First, it was the texting. Constantly. Every couple of minutes. Two young guys, in reserved seats which means someone in the show invited them and made sure there would be good seats for them. Homey next to me kept reaching into his pants to pull out his phone, and the little light would come on in the corner of my eye, and the dude next to him was doing the same thing. The guy next to me in the camouflage Nike hat (I guess Nike does military contracting now?) with sparkly studs in his ears (so much for the camouflage dude) was at it with both thumbs, paying slightly more attention to the show when Ms. Lily Staski took the stage wearing fishnets.
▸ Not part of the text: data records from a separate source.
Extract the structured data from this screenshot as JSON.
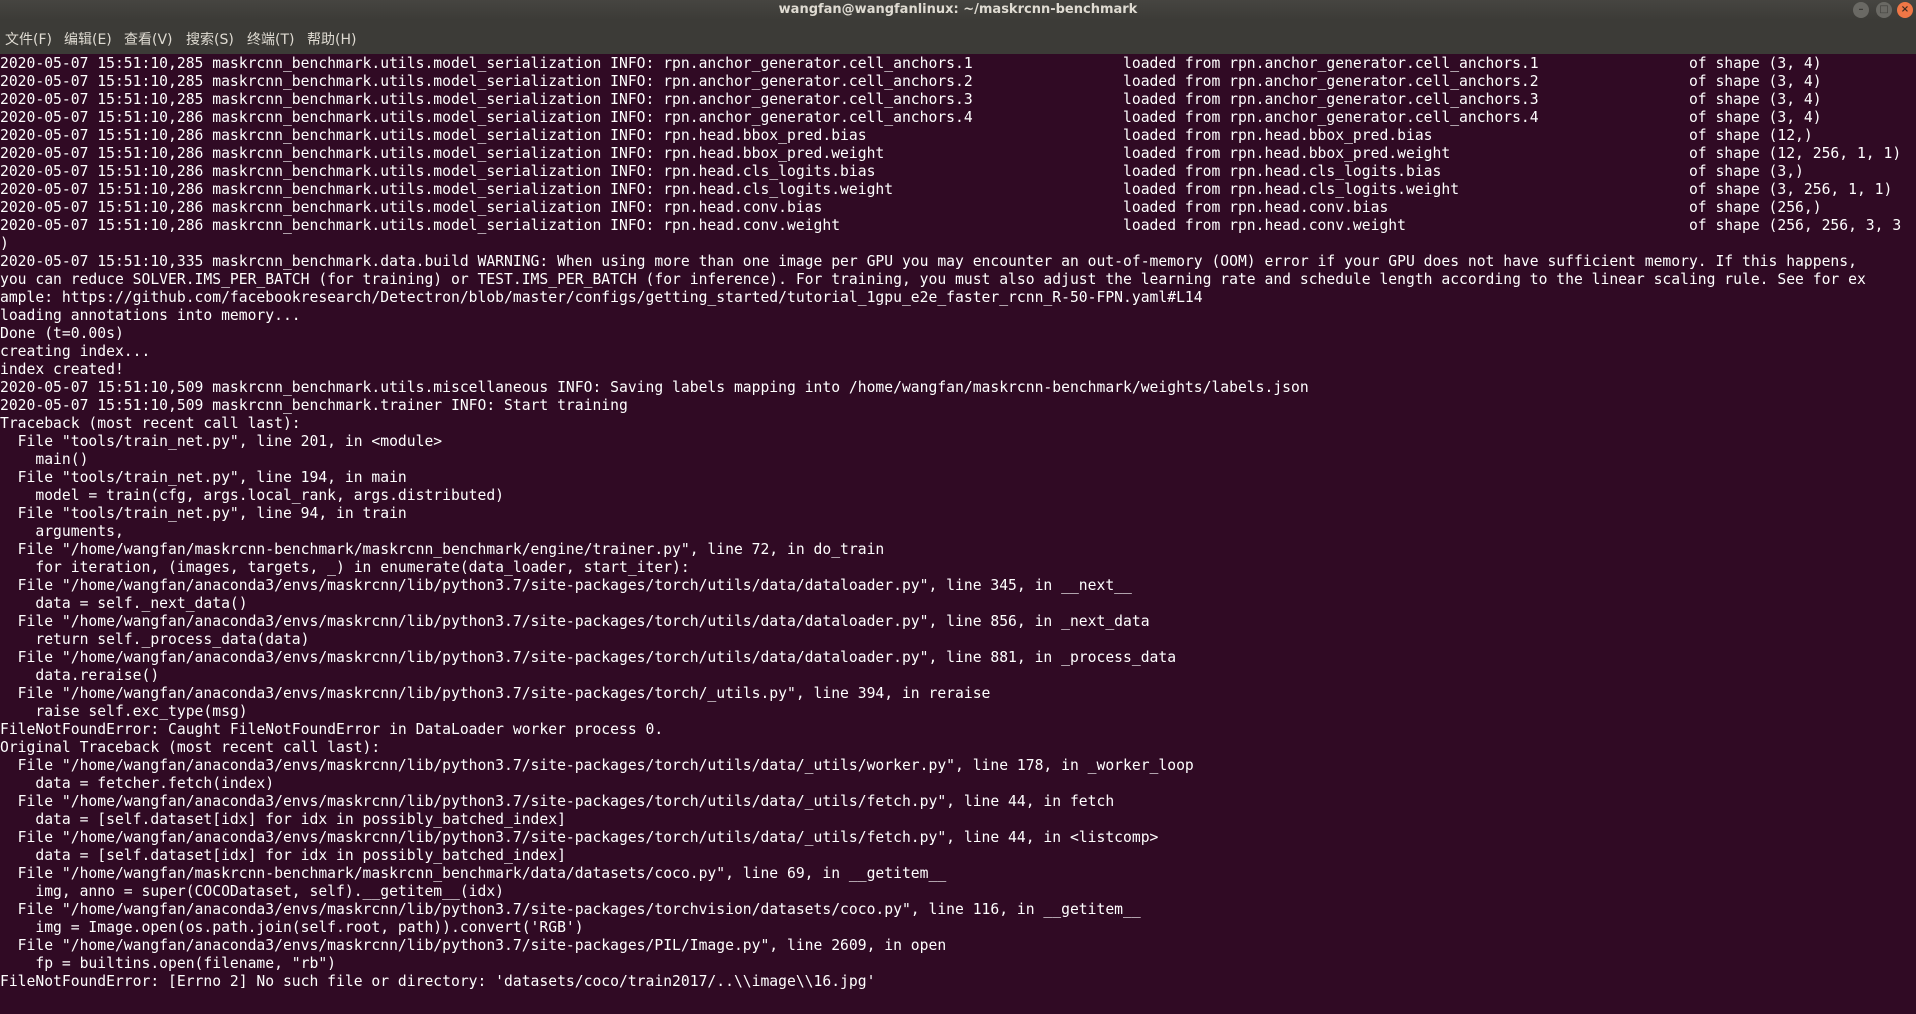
{
  "window": {
    "title": "wangfan@wangfanlinux: ~/maskrcnn-benchmark",
    "controls": [
      "minimize-icon",
      "maximize-icon",
      "close-icon"
    ]
  },
  "menubar": {
    "items": [
      {
        "label": "文件(F)"
      },
      {
        "label": "编辑(E)"
      },
      {
        "label": "查看(V)"
      },
      {
        "label": "搜索(S)"
      },
      {
        "label": "终端(T)"
      },
      {
        "label": "帮助(H)"
      }
    ]
  },
  "terminal": {
    "colors": {
      "background": "#300a24",
      "foreground": "#ffffff"
    },
    "lines": [
      "2020-05-07 15:51:10,285 maskrcnn_benchmark.utils.model_serialization INFO: rpn.anchor_generator.cell_anchors.1                 loaded from rpn.anchor_generator.cell_anchors.1                 of shape (3, 4)",
      "2020-05-07 15:51:10,285 maskrcnn_benchmark.utils.model_serialization INFO: rpn.anchor_generator.cell_anchors.2                 loaded from rpn.anchor_generator.cell_anchors.2                 of shape (3, 4)",
      "2020-05-07 15:51:10,285 maskrcnn_benchmark.utils.model_serialization INFO: rpn.anchor_generator.cell_anchors.3                 loaded from rpn.anchor_generator.cell_anchors.3                 of shape (3, 4)",
      "2020-05-07 15:51:10,286 maskrcnn_benchmark.utils.model_serialization INFO: rpn.anchor_generator.cell_anchors.4                 loaded from rpn.anchor_generator.cell_anchors.4                 of shape (3, 4)",
      "2020-05-07 15:51:10,286 maskrcnn_benchmark.utils.model_serialization INFO: rpn.head.bbox_pred.bias                             loaded from rpn.head.bbox_pred.bias                             of shape (12,)",
      "2020-05-07 15:51:10,286 maskrcnn_benchmark.utils.model_serialization INFO: rpn.head.bbox_pred.weight                           loaded from rpn.head.bbox_pred.weight                           of shape (12, 256, 1, 1)",
      "2020-05-07 15:51:10,286 maskrcnn_benchmark.utils.model_serialization INFO: rpn.head.cls_logits.bias                            loaded from rpn.head.cls_logits.bias                            of shape (3,)",
      "2020-05-07 15:51:10,286 maskrcnn_benchmark.utils.model_serialization INFO: rpn.head.cls_logits.weight                          loaded from rpn.head.cls_logits.weight                          of shape (3, 256, 1, 1)",
      "2020-05-07 15:51:10,286 maskrcnn_benchmark.utils.model_serialization INFO: rpn.head.conv.bias                                  loaded from rpn.head.conv.bias                                  of shape (256,)",
      "2020-05-07 15:51:10,286 maskrcnn_benchmark.utils.model_serialization INFO: rpn.head.conv.weight                                loaded from rpn.head.conv.weight                                of shape (256, 256, 3, 3",
      ")",
      "2020-05-07 15:51:10,335 maskrcnn_benchmark.data.build WARNING: When using more than one image per GPU you may encounter an out-of-memory (OOM) error if your GPU does not have sufficient memory. If this happens,",
      "you can reduce SOLVER.IMS_PER_BATCH (for training) or TEST.IMS_PER_BATCH (for inference). For training, you must also adjust the learning rate and schedule length according to the linear scaling rule. See for ex",
      "ample: https://github.com/facebookresearch/Detectron/blob/master/configs/getting_started/tutorial_1gpu_e2e_faster_rcnn_R-50-FPN.yaml#L14",
      "loading annotations into memory...",
      "Done (t=0.00s)",
      "creating index...",
      "index created!",
      "2020-05-07 15:51:10,509 maskrcnn_benchmark.utils.miscellaneous INFO: Saving labels mapping into /home/wangfan/maskrcnn-benchmark/weights/labels.json",
      "2020-05-07 15:51:10,509 maskrcnn_benchmark.trainer INFO: Start training",
      "Traceback (most recent call last):",
      "  File \"tools/train_net.py\", line 201, in <module>",
      "    main()",
      "  File \"tools/train_net.py\", line 194, in main",
      "    model = train(cfg, args.local_rank, args.distributed)",
      "  File \"tools/train_net.py\", line 94, in train",
      "    arguments,",
      "  File \"/home/wangfan/maskrcnn-benchmark/maskrcnn_benchmark/engine/trainer.py\", line 72, in do_train",
      "    for iteration, (images, targets, _) in enumerate(data_loader, start_iter):",
      "  File \"/home/wangfan/anaconda3/envs/maskrcnn/lib/python3.7/site-packages/torch/utils/data/dataloader.py\", line 345, in __next__",
      "    data = self._next_data()",
      "  File \"/home/wangfan/anaconda3/envs/maskrcnn/lib/python3.7/site-packages/torch/utils/data/dataloader.py\", line 856, in _next_data",
      "    return self._process_data(data)",
      "  File \"/home/wangfan/anaconda3/envs/maskrcnn/lib/python3.7/site-packages/torch/utils/data/dataloader.py\", line 881, in _process_data",
      "    data.reraise()",
      "  File \"/home/wangfan/anaconda3/envs/maskrcnn/lib/python3.7/site-packages/torch/_utils.py\", line 394, in reraise",
      "    raise self.exc_type(msg)",
      "FileNotFoundError: Caught FileNotFoundError in DataLoader worker process 0.",
      "Original Traceback (most recent call last):",
      "  File \"/home/wangfan/anaconda3/envs/maskrcnn/lib/python3.7/site-packages/torch/utils/data/_utils/worker.py\", line 178, in _worker_loop",
      "    data = fetcher.fetch(index)",
      "  File \"/home/wangfan/anaconda3/envs/maskrcnn/lib/python3.7/site-packages/torch/utils/data/_utils/fetch.py\", line 44, in fetch",
      "    data = [self.dataset[idx] for idx in possibly_batched_index]",
      "  File \"/home/wangfan/anaconda3/envs/maskrcnn/lib/python3.7/site-packages/torch/utils/data/_utils/fetch.py\", line 44, in <listcomp>",
      "    data = [self.dataset[idx] for idx in possibly_batched_index]",
      "  File \"/home/wangfan/maskrcnn-benchmark/maskrcnn_benchmark/data/datasets/coco.py\", line 69, in __getitem__",
      "    img, anno = super(COCODataset, self).__getitem__(idx)",
      "  File \"/home/wangfan/anaconda3/envs/maskrcnn/lib/python3.7/site-packages/torchvision/datasets/coco.py\", line 116, in __getitem__",
      "    img = Image.open(os.path.join(self.root, path)).convert('RGB')",
      "  File \"/home/wangfan/anaconda3/envs/maskrcnn/lib/python3.7/site-packages/PIL/Image.py\", line 2609, in open",
      "    fp = builtins.open(filename, \"rb\")",
      "FileNotFoundError: [Errno 2] No such file or directory: 'datasets/coco/train2017/..\\\\image\\\\16.jpg'"
    ]
  }
}
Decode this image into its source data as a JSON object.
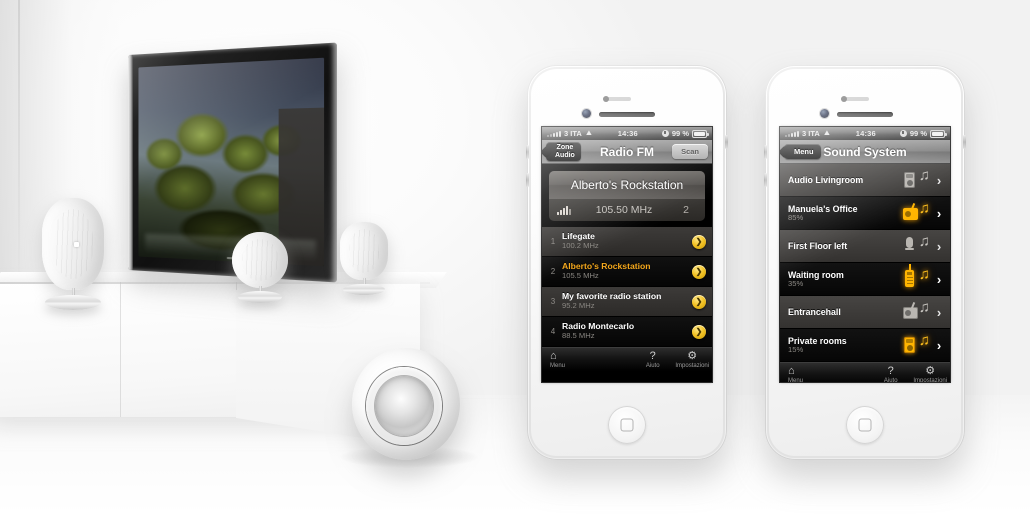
{
  "scene": {
    "description": "Modern living room with wall-mounted flat TV, white speakers and a white sideboard",
    "tv_content": "trees"
  },
  "phone_left": {
    "statusbar": {
      "carrier": "3 ITA",
      "time": "14:36",
      "battery": "99 %",
      "signal_icon": "signal-bars-icon",
      "wifi_icon": "wifi-icon",
      "lock_icon": "rotation-lock-icon",
      "battery_icon": "battery-icon"
    },
    "navbar": {
      "back_line1": "Zone",
      "back_line2": "Audio",
      "title": "Radio FM",
      "action": "Scan"
    },
    "now_playing": {
      "station": "Alberto's Rockstation",
      "frequency": "105.50 MHz",
      "preset": "2",
      "signal_icon": "signal-strength-icon"
    },
    "stations": [
      {
        "index": "1",
        "name": "Lifegate",
        "frequency": "100.2 MHz",
        "active": false
      },
      {
        "index": "2",
        "name": "Alberto's Rockstation",
        "frequency": "105.5 MHz",
        "active": true
      },
      {
        "index": "3",
        "name": "My favorite radio station",
        "frequency": "95.2 MHz",
        "active": false
      },
      {
        "index": "4",
        "name": "Radio Montecarlo",
        "frequency": "88.5 MHz",
        "active": false
      }
    ],
    "tabbar": [
      {
        "icon": "home-icon",
        "glyph": "⌂",
        "label": "Menu"
      },
      {
        "icon": "help-icon",
        "glyph": "?",
        "label": "Aiuto"
      },
      {
        "icon": "gear-icon",
        "glyph": "⚙",
        "label": "Impostazioni"
      }
    ]
  },
  "phone_right": {
    "statusbar": {
      "carrier": "3 ITA",
      "time": "14:36",
      "battery": "99 %",
      "signal_icon": "signal-bars-icon",
      "wifi_icon": "wifi-icon",
      "lock_icon": "rotation-lock-icon",
      "battery_icon": "battery-icon"
    },
    "navbar": {
      "back": "Menu",
      "title": "Sound System"
    },
    "zones": [
      {
        "name": "Audio Livingroom",
        "percent": "",
        "source": "ipod",
        "active": false
      },
      {
        "name": "Manuela's Office",
        "percent": "85%",
        "source": "radio",
        "active": true
      },
      {
        "name": "First Floor left",
        "percent": "",
        "source": "mic",
        "active": false
      },
      {
        "name": "Waiting room",
        "percent": "35%",
        "source": "remote",
        "active": true
      },
      {
        "name": "Entrancehall",
        "percent": "",
        "source": "radio",
        "active": false
      },
      {
        "name": "Private rooms",
        "percent": "15%",
        "source": "ipod",
        "active": true
      }
    ],
    "chevron": "›",
    "tabbar": [
      {
        "icon": "home-icon",
        "glyph": "⌂",
        "label": "Menu"
      },
      {
        "icon": "help-icon",
        "glyph": "?",
        "label": "Aiuto"
      },
      {
        "icon": "gear-icon",
        "glyph": "⚙",
        "label": "Impostazioni"
      }
    ]
  },
  "colors": {
    "accent_yellow": "#f5a81c",
    "glow_yellow": "#ffb500",
    "screen_black": "#000000",
    "row_gray": "#3d3b39"
  }
}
But even that earthy attraction did not keep him from his world of swiping and typing out real-time journalistic impressions of whatever to the Algonquin Roundtable or whoever was pressed to their phones waiting for his live tweets about life, the universe, and everything EXCEPT the performance taking place a few feet away from his designer sneakers. Dude next to him was doing the same thing, except he had evolved to a point where he knew he would be texting every minute or so, so he kept his phone out. His one concession to the people around him was his lame effort at cupping his phone so that the flickering light simply made his palms glow. I looked for an opportunity to pick homey's pocket or splash some of my San Pelegrino on his phone, but he was too quick, tucking the phone into his pants and removing it again and again.
Intermission came and he and his buddy went outside, presumably to text some more without the constant distraction of people performing one of the great plays of English-language literature in the same room. I thought for sure they would slip away and that would be that. But they came back! I felt simultaneous joy and dread. They were really kids -- high school seniors, probably. Pretty soon, they were back at their phones, and they seemed to reach a point where they had exhausted their insights and had nothing left to share and no tweets to read, and they both fell forward in their seats, heads between their knees, as if struggling with air sickness. They remained for a very long while in this desperate posture. During a scene change, I contemplated simply picking them up by their belt loops and disposing of them like large trash bags. They looked light enough. There was, however, the possibility they would engage in physical combat with me. Physical combat is work and yesterday I just wasn't in a mood to work at all. Like, at all. So I just left them as they were and enjoyed some more of the show.
I'm thrilled to see young people going to live theatre, and that seems more important than a few moments of irritation. It just happens that complaining is fun. But let's get to the point, which is actually pretty simple and did not need this long "cranky old guy" preamble in the first place: As with everything else, if we want young people -- tweens and teens especially -- to try out live theatre and symphonies and ballet -- we need to welcome them and offer a little orientation. Among people who love the theatre and spend lots of time in it, we can forget it's a culture and there is some consensus on what is okay and what isn't. And frankly, it's not just young people -- the older adults sometimes can use a little reminder. (And one does meet adults who do not venture for the first time into a theatre before they are in middle age.) A lot of people just aren't used to being part of a theatre audience. I know, big news flash.
One cool moment with these guys was when Hamlet kills Polonius and the guy who cupped his phone was taken by surprise and said out loud, "Oh SHIT." Which is what everyone was thinking anyway, so that was cool. For a moment, we had him.
And then he wrote a text about it. Natch.
There is no new insight in any of this post. But writing it out has helped me look at the guys in a different light (theatre metaphor) so that I stop fantasizing about penetrating homey's hand and his iPhone with an ice pick.